Check every line below for the word "time" and copy the ones that have it.

Segment Start: Excerpted records

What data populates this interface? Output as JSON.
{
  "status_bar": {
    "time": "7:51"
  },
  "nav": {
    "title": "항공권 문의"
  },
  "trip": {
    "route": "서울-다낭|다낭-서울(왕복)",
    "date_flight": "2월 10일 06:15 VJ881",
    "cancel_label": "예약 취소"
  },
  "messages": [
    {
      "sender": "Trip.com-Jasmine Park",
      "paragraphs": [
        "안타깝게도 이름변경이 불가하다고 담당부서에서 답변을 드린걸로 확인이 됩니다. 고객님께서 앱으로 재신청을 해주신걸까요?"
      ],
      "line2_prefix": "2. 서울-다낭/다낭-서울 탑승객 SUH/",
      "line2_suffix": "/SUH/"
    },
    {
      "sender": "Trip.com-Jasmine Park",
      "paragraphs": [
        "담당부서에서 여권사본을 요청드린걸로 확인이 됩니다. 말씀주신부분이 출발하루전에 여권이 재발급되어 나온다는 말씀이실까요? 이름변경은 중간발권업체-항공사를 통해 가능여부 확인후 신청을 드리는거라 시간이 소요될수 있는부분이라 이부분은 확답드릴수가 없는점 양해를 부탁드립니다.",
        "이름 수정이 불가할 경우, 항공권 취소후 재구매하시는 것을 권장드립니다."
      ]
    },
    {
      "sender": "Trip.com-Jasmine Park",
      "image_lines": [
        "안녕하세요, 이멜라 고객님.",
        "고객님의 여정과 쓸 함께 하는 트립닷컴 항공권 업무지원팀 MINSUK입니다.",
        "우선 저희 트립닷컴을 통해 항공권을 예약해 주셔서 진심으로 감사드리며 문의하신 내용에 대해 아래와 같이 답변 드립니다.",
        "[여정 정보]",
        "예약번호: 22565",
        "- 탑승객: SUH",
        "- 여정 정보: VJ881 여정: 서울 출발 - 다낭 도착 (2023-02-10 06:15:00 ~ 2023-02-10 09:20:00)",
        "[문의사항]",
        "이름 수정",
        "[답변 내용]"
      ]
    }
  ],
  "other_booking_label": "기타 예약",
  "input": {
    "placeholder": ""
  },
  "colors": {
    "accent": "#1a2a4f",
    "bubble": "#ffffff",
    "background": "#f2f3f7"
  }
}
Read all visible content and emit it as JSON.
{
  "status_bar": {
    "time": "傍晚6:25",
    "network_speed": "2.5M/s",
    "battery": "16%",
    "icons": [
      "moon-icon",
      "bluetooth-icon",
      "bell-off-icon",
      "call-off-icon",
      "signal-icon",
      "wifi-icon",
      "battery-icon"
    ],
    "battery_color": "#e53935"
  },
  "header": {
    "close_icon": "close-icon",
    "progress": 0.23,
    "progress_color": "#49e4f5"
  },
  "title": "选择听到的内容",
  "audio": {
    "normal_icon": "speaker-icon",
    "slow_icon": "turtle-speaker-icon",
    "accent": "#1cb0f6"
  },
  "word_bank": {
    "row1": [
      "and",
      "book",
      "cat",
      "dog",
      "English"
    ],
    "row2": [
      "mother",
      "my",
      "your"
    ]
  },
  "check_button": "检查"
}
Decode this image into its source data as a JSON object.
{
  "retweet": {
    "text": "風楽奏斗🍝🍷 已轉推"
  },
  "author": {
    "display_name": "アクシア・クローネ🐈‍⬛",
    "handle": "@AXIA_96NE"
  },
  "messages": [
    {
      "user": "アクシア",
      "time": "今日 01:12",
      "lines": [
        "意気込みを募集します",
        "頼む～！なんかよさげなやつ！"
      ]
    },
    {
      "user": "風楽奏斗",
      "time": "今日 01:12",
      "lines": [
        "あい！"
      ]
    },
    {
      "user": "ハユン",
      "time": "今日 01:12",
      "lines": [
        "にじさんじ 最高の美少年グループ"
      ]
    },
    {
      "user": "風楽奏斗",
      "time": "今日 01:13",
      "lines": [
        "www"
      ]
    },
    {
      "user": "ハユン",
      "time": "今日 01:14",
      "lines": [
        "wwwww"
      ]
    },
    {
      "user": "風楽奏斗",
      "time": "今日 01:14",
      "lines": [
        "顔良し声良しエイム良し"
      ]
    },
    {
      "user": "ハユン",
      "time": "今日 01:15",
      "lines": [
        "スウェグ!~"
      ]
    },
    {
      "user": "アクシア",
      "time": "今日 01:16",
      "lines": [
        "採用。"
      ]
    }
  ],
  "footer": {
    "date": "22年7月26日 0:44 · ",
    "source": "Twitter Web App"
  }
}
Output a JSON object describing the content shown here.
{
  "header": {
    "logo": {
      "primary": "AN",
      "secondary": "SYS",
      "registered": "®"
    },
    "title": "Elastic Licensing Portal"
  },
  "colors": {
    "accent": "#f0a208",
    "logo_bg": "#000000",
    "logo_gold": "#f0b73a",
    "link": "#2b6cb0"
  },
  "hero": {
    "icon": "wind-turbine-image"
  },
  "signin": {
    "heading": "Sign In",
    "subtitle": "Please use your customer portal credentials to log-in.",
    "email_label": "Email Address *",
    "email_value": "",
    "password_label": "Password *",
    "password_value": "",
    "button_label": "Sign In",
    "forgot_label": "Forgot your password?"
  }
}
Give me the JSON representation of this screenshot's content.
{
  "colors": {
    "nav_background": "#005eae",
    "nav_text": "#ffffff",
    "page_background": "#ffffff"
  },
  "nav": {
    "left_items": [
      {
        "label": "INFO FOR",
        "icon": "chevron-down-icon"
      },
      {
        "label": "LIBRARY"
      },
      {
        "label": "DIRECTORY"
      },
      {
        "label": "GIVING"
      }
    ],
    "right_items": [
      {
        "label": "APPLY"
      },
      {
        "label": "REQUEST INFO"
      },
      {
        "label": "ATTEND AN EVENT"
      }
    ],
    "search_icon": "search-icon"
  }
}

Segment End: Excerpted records

- [Exercise response]
    "time": "7:51"
    "time": "傍晚6:25",
      "time": "今日 01:12",
      "time": "今日 01:12",
      "time": "今日 01:12",
      "time": "今日 01:13",
      "time": "今日 01:14",
      "time": "今日 01:14",
      "time": "今日 01:15",
      "time": "今日 01:16",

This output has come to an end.